◆ WHAT IS NEEDED ◆
Tally the lines below that include "JSON" and give only the total.

◆ AVAILABLE DATA ◆

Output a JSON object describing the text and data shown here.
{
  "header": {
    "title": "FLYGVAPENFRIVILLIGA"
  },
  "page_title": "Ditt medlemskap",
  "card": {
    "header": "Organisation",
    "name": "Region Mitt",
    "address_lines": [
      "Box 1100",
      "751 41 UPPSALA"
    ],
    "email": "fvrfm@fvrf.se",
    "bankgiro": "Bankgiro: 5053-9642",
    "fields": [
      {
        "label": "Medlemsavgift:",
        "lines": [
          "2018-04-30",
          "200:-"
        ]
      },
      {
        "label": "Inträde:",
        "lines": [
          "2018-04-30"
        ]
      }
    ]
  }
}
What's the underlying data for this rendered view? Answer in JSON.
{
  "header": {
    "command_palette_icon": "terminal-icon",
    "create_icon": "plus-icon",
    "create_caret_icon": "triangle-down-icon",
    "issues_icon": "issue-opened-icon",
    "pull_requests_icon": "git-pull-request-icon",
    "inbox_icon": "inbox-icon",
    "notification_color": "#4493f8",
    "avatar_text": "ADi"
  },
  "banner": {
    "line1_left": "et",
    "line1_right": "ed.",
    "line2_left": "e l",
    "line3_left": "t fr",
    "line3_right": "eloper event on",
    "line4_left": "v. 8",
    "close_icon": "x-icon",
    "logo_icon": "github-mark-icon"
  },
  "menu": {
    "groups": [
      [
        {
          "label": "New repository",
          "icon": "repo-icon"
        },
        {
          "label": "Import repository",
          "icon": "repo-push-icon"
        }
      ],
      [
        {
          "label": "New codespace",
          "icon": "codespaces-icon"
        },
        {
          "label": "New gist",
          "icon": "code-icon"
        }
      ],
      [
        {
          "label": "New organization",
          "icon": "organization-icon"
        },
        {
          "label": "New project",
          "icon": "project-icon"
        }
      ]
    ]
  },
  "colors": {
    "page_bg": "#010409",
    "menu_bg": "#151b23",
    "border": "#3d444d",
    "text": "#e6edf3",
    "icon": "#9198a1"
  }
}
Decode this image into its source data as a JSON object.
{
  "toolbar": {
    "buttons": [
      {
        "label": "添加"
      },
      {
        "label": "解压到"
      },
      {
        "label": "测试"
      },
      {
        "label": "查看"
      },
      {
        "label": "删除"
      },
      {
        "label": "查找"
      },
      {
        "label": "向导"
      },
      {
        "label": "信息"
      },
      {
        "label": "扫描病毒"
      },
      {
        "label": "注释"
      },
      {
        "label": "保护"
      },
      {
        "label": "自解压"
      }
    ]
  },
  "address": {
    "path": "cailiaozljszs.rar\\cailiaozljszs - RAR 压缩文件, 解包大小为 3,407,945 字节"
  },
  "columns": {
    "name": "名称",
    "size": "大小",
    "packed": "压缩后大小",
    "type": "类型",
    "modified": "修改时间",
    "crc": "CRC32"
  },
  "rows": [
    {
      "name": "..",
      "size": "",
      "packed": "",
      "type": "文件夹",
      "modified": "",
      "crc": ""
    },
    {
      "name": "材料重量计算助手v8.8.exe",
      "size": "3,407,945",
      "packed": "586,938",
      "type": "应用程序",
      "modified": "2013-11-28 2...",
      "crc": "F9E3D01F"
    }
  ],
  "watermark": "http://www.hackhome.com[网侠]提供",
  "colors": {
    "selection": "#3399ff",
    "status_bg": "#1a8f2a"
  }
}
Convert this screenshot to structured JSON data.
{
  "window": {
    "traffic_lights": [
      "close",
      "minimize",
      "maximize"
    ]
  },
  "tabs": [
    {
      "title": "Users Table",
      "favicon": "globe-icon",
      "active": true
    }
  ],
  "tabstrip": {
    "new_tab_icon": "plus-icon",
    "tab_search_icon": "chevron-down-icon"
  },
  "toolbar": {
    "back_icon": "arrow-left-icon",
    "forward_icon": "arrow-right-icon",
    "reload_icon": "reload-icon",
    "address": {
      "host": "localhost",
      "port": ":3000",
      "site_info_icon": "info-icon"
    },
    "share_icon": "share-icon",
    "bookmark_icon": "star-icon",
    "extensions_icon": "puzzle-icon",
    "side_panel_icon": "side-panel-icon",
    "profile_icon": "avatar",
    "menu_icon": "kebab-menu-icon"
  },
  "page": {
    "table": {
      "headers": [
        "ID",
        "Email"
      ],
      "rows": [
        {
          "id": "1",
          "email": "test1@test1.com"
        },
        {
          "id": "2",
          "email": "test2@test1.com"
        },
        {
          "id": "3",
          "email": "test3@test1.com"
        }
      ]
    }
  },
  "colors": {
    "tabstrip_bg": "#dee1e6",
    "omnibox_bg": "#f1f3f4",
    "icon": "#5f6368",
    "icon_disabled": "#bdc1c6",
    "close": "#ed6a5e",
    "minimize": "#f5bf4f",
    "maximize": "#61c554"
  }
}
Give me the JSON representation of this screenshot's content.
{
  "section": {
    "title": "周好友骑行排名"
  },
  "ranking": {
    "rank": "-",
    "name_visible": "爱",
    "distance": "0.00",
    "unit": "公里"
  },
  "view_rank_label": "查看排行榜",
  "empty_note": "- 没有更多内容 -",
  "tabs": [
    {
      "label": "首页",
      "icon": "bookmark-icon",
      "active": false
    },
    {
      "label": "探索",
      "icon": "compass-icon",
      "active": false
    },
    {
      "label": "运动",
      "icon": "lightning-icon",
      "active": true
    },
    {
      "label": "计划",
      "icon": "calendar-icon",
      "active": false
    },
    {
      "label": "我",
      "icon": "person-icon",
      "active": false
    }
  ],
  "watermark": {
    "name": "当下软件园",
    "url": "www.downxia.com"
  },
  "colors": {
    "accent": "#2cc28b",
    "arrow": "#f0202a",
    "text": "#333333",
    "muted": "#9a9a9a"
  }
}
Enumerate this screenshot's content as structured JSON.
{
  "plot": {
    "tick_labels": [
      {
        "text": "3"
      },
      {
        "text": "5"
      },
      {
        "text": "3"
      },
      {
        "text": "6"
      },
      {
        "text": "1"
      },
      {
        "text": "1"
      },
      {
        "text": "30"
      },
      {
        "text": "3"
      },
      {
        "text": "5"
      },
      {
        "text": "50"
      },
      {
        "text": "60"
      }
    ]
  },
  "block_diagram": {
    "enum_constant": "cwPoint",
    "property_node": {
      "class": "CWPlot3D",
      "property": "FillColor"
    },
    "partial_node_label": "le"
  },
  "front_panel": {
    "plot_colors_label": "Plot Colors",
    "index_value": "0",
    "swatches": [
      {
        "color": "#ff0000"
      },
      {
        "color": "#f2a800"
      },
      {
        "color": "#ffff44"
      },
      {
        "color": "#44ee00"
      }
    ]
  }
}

◆ WRITTEN RESPONSE ◆
6